CAROLINE HANE-WEIJMAN, Class of 2011

1) What's the most important thing you learned at D-Lab?

- User-centric design, cultural respect, empathy, and co-creation.  

 When 'innovating' for developing countries, many have taken the route of using products / solutions we have in developed countries and making them cheaper (cutting corners on materials or manufacturing). D-Lab teaches a bottom-up approach with the end user in mind - taking into account social, economic, cultural, gender, race, political, climate, and resource factors - so the resulting solution is sustainable and truly for the user it was intended.

We were taught to go into a community and listen, then work with our partners to co-create a solution so that through the process we also empower them to continue innovating.

- Resourcefullness and 'get it done' attitude

With the work we did at D-Lab impact is not measured by our ideas on a piece of paper but how we improve the living conditions for someone. A grade means little in the context of the work we do. It is a reality check for many aspiring students - I loved that.

Being around innovators in places with little resources is extremely inspirational - the world is a living textbook and a junk yard filled with treasures!

- Finding real meaning in the work I did.

2) How has that important thing you learned at D-Lab influenced the work you do?

I am current a product manager at a tech startup so designing for a user, showing empathy, co-creating is are all important pillars. And of course being resourceful and getting things done :)  

D-Lab has given me a roadmap for what type of work I want to get back to doing, because it is where I found meaning and purpose.

3) How has that important thing you learned at D-Lab influenced your values?

  • Leading my life and making choices with a sense of purpose and perspective.
  • Listen first, show respect, make no assumptions, and co-create.  

4) What makes you consider yourself a "D-Lab alumna"?

I am very proud to be an alum. I feel it was the central part of my education at MIT and is a big part of my identity today. I am a huge supporter for the work D-Lab continues to do and like I said, it has shaped my vision for how I want to spend my life contributing in the future!

TINA (RO) LEIMBACH, Class of 2010

Tina was a part of a 2010 January D-Lab trip to India. It was a pilot trip for D-Lab. Jessica Huang was her trip leader. 

1) What's the most important thing you learned at D-Lab?

The most important thing that I learned through D-Lab was the importance of collaboration. On my D-Lab trip, we worked on identifying key partner organizations with the hope of creating a program in an urban area of India that would be sustainable and meaningful to the community. 

2) How has that important thing you learned at D-Lab influenced the work you do?

D-Lab gave me the opportunity to see how I could use my technical background in engineering to improve the world around me. After graduating, I worked as an engineer but yearned for the opportunity to improve the world around me. I currently work as a teacher in a high-need urban area. I do not use my technical background but enjoy working in a field where I believe I am improving the lives of those in my community. 

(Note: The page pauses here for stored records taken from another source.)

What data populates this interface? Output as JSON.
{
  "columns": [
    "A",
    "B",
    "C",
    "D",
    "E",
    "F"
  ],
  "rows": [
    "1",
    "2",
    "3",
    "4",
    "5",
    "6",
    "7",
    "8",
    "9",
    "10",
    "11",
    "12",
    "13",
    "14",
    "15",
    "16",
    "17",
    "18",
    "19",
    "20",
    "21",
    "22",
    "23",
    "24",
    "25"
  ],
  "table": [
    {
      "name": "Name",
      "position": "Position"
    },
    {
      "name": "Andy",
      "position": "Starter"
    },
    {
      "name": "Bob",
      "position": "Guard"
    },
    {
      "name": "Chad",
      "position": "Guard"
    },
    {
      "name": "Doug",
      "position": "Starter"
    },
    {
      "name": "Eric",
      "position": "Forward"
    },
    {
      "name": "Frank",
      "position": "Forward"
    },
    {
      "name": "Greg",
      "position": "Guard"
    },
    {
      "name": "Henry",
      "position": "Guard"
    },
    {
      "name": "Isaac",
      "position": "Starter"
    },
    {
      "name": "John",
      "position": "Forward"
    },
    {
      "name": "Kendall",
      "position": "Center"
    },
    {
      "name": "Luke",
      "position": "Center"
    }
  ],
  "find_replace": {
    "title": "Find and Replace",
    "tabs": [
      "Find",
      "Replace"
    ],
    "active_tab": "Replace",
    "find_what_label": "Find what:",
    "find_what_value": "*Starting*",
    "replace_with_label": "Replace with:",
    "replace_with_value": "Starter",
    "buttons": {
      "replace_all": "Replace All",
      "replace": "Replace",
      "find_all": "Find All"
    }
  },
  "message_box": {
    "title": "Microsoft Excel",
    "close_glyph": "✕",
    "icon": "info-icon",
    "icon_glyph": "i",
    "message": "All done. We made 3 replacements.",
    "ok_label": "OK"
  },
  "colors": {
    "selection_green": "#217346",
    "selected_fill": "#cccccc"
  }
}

3) How has that important thing you learned at D-Lab influenced your values?

D-Lab gave me the opportunity to challenge my beliefs of what it means to be improving the lives of others and what is the best way to go about improving the lives of others. Through my trip, I came away feeling humbled. Overall, I feel a great sense of responsibility to work towards improving the lives of others because I have been given so many opportunities.

4) What makes you consider yourself a "D-Lab alumNA"?

I consider myself a D-Lab alumna because I am grateful for the opportunity that D-Lab has provided me. My trip and experience challenged me to scrutinize my values and beliefs at the time. The trip also challenged me to pursue a line of work that I find meaningful.